Published: August 29, 2007
New York Times Editorial Board
The economic party is winding down and most working Americans never even got near the punch bowl.
The Census Bureau reported yesterday that median household income rose 0.7 percent last year — it’s second annual increase in a row— to $48,201. The share of households living in poverty fell to 12.3 percent from 12.6 percent in 2005. This seems like welcome news, but a deeper look at the belated improvement in these numbers — more than five years after the end of the last recession — underscores how the gains from economic growth have failed to benefit most of the population.
The median household income last year was still about $1,000 less than in 2000, before the onset of the last recession. In 2006, 36.5 million Americans were living in poverty — 5 million more than six years before, when the poverty rate fell to 11.3 percent.
And what is perhaps most disturbing is that it appears this is as good as it’s going to get.
Sputtering under the weight of the credit crisis and the associated drop in the housing market, the economic expansion that started in 2001 looks like it might enter history books with the dubious distinction of being the only sustained expansion on record in which the incomes of typical American households never reached the peak of the previous cycle. It seems that ordinary working families are going to have to wait — at the very minimum — until the next cycle to make up the losses they suffered in this one. There’s no guarantee they will.
The gains against poverty last year were remarkably narrow. The poverty rate declined among the elderly, but it remained unchanged for people under 65. Analyzed by race, only Hispanics saw poverty decline on average while other groups experienced no gains.
The fortunes of middle-class, working Americans also appear less upbeat on closer consideration of the data. Indeed, earnings of men and women working full time actually fell more than 1 percent last year.
This suggests that when household incomes rose, it was because more members of the household went to work, not because anybody got a bigger paycheck. The median income of working-age households, those headed by somebody younger than 65, remained more than 2 percent lower than in 2001, the year of the recession.
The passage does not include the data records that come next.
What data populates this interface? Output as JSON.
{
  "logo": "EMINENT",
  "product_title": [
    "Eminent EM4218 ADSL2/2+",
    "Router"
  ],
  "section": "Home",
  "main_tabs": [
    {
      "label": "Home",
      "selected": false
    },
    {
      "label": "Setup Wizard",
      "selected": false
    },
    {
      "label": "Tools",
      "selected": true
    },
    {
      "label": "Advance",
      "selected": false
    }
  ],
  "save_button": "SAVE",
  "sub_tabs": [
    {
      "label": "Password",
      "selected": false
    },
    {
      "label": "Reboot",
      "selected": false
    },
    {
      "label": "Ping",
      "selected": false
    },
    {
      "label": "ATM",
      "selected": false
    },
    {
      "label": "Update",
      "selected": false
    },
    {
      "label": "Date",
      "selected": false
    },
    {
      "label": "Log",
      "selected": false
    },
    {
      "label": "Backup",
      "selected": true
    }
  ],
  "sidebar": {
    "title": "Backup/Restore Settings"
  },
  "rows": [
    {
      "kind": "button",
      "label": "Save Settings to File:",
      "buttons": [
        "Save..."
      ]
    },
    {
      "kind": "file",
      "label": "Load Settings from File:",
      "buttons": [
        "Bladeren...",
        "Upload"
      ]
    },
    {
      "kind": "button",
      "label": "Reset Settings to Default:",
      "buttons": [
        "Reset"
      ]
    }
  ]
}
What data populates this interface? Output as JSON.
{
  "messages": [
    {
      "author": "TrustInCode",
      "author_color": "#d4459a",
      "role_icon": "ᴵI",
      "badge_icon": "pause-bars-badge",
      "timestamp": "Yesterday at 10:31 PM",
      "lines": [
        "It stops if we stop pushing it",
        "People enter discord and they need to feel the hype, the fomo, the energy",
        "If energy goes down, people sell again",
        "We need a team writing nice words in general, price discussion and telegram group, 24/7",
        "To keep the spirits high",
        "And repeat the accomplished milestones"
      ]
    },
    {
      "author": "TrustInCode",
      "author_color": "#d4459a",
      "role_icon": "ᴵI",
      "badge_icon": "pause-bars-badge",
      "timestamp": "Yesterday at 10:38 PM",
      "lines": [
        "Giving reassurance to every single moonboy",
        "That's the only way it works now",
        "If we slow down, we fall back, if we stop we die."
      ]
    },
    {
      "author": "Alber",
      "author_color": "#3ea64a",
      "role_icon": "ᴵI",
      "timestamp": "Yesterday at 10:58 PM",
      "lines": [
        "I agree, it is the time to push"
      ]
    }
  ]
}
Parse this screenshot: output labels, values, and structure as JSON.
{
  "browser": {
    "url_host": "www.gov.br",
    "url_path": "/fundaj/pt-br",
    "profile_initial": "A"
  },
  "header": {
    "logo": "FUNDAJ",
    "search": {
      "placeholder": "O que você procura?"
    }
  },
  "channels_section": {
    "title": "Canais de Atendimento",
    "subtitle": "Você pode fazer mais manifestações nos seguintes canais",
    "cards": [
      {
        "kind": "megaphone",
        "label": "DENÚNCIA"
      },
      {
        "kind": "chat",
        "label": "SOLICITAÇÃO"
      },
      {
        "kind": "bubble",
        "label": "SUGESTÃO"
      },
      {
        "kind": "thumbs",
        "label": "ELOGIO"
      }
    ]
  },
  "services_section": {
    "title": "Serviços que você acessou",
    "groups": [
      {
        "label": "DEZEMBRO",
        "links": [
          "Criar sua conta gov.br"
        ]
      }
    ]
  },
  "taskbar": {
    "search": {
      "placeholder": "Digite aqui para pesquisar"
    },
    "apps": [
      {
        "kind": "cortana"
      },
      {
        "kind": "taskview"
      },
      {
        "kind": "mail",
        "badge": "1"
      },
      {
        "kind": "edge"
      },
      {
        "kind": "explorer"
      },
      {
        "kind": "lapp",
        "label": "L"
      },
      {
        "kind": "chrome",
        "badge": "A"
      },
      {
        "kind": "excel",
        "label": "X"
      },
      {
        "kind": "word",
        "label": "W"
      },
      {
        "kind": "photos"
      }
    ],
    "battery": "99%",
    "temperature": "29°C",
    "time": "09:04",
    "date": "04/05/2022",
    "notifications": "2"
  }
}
Over all, the new data on incomes and poverty mesh consistently with the pattern of the last five years, in which the spoils of the nation’s economic growth have flowed almost exclusively to the wealthy and the extremely wealthy, leaving little for everybody else.
Standard measures of inequality did not increase last year, according to the new census data. But over a longer period, the trend becomes crystal clear: the only group for which earnings in 2006 exceeded those of 2000 were the households in the top five percent of the earnings distribution. For everybody else, they were lower.
This stilted distribution of rewards underscores how economic growth alone has been insufficient to provide better living standards for most American families. What are needed are policies to help spread benefits broadly — be it more progressive taxation, or policies to strengthen public education and increase access to affordable health care.
Unfortunately, these policies are unlikely to come from the current White House. This administration prefers tax cuts for the lucky ones in the top five percent.